[Stored data]
• • • • • • •

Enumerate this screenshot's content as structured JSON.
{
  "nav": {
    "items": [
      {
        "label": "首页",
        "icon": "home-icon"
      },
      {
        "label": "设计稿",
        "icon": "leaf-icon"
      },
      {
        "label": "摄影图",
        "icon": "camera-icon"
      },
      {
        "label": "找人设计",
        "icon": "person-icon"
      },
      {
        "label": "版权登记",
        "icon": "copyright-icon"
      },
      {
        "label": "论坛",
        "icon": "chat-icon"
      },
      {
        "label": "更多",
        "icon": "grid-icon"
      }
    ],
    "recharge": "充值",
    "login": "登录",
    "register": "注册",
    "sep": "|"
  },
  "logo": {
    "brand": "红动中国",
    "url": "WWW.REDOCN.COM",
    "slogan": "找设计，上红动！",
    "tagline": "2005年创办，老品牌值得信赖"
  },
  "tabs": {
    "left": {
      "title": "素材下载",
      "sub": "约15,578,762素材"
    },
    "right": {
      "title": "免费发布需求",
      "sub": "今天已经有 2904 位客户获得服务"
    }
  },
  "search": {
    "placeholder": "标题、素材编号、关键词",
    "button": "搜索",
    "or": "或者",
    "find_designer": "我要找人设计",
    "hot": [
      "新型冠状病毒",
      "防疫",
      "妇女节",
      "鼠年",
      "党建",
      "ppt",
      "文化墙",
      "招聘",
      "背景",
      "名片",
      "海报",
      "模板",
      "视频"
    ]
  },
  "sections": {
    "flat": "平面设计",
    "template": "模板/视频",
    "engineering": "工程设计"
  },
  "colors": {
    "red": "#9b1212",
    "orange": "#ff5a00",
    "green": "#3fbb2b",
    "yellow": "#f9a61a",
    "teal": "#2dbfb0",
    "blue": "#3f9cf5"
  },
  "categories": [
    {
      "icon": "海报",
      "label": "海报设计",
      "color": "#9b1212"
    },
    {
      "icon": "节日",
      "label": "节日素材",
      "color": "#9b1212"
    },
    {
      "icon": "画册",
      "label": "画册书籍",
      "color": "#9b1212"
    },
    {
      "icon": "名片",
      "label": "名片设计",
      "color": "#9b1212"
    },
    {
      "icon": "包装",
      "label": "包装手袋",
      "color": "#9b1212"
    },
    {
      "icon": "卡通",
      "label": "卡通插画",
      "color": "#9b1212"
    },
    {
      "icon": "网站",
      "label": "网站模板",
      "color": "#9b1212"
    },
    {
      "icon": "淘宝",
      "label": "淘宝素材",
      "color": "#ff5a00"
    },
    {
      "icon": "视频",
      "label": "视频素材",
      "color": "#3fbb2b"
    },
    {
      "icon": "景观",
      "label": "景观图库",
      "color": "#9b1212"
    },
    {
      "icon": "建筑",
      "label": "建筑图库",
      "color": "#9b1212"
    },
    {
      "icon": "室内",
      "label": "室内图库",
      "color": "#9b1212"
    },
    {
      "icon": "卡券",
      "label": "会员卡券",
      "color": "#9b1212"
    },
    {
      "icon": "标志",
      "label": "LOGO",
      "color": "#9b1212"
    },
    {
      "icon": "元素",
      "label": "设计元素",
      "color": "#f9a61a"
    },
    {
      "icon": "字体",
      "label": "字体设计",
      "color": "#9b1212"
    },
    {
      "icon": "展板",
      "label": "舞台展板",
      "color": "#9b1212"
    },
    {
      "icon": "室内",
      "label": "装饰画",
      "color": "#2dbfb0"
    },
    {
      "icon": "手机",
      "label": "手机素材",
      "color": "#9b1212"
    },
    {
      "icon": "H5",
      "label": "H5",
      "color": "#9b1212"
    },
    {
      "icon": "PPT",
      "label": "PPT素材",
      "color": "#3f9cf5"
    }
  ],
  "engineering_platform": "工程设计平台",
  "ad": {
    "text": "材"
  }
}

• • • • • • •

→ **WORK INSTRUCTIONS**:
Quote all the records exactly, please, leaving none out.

→ **EXPECTED ANSWER**:
Enumerate this screenshot's content as structured JSON.
{
  "nav": {
    "items": [
      {
        "label": "首页",
        "icon": "home-icon"
      },
      {
        "label": "设计稿",
        "icon": "leaf-icon"
      },
      {
        "label": "摄影图",
        "icon": "camera-icon"
      },
      {
        "label": "找人设计",
        "icon": "person-icon"
      },
      {
        "label": "版权登记",
        "icon": "copyright-icon"
      },
      {
        "label": "论坛",
        "icon": "chat-icon"
      },
      {
        "label": "更多",
        "icon": "grid-icon"
      }
    ],
    "recharge": "充值",
    "login": "登录",
    "register": "注册",
    "sep": "|"
  },
  "logo": {
    "brand": "红动中国",
    "url": "WWW.REDOCN.COM",
    "slogan": "找设计，上红动！",
    "tagline": "2005年创办，老品牌值得信赖"
  },
  "tabs": {
    "left": {
      "title": "素材下载",
      "sub": "约15,578,762素材"
    },
    "right": {
      "title": "免费发布需求",
      "sub": "今天已经有 2904 位客户获得服务"
    }
  },
  "search": {
    "placeholder": "标题、素材编号、关键词",
    "button": "搜索",
    "or": "或者",
    "find_designer": "我要找人设计",
    "hot": [
      "新型冠状病毒",
      "防疫",
      "妇女节",
      "鼠年",
      "党建",
      "ppt",
      "文化墙",
      "招聘",
      "背景",
      "名片",
      "海报",
      "模板",
      "视频"
    ]
  },
  "sections": {
    "flat": "平面设计",
    "template": "模板/视频",
    "engineering": "工程设计"
  },
  "colors": {
    "red": "#9b1212",
    "orange": "#ff5a00",
    "green": "#3fbb2b",
    "yellow": "#f9a61a",
    "teal": "#2dbfb0",
    "blue": "#3f9cf5"
  },
  "categories": [
    {
      "icon": "海报",
      "label": "海报设计",
      "color": "#9b1212"
    },
    {
      "icon": "节日",
      "label": "节日素材",
      "color": "#9b1212"
    },
    {
      "icon": "画册",
      "label": "画册书籍",
      "color": "#9b1212"
    },
    {
      "icon": "名片",
      "label": "名片设计",
      "color": "#9b1212"
    },
    {
      "icon": "包装",
      "label": "包装手袋",
      "color": "#9b1212"
    },
    {
      "icon": "卡通",
      "label": "卡通插画",
      "color": "#9b1212"
    },
    {
      "icon": "网站",
      "label": "网站模板",
      "color": "#9b1212"
    },
    {
      "icon": "淘宝",
      "label": "淘宝素材",
      "color": "#ff5a00"
    },
    {
      "icon": "视频",
      "label": "视频素材",
      "color": "#3fbb2b"
    },
    {
      "icon": "景观",
      "label": "景观图库",
      "color": "#9b1212"
    },
    {
      "icon": "建筑",
      "label": "建筑图库",
      "color": "#9b1212"
    },
    {
      "icon": "室内",
      "label": "室内图库",
      "color": "#9b1212"
    },
    {
      "icon": "卡券",
      "label": "会员卡券",
      "color": "#9b1212"
    },
    {
      "icon": "标志",
      "label": "LOGO",
      "color": "#9b1212"
    },
    {
      "icon": "元素",
      "label": "设计元素",
      "color": "#f9a61a"
    },
    {
      "icon": "字体",
      "label": "字体设计",
      "color": "#9b1212"
    },
    {
      "icon": "展板",
      "label": "舞台展板",
      "color": "#9b1212"
    },
    {
      "icon": "室内",
      "label": "装饰画",
      "color": "#2dbfb0"
    },
    {
      "icon": "手机",
      "label": "手机素材",
      "color": "#9b1212"
    },
    {
      "icon": "H5",
      "label": "H5",
      "color": "#9b1212"
    },
    {
      "icon": "PPT",
      "label": "PPT素材",
      "color": "#3f9cf5"
    }
  ],
  "engineering_platform": "工程设计平台",
  "ad": {
    "text": "材"
  }
}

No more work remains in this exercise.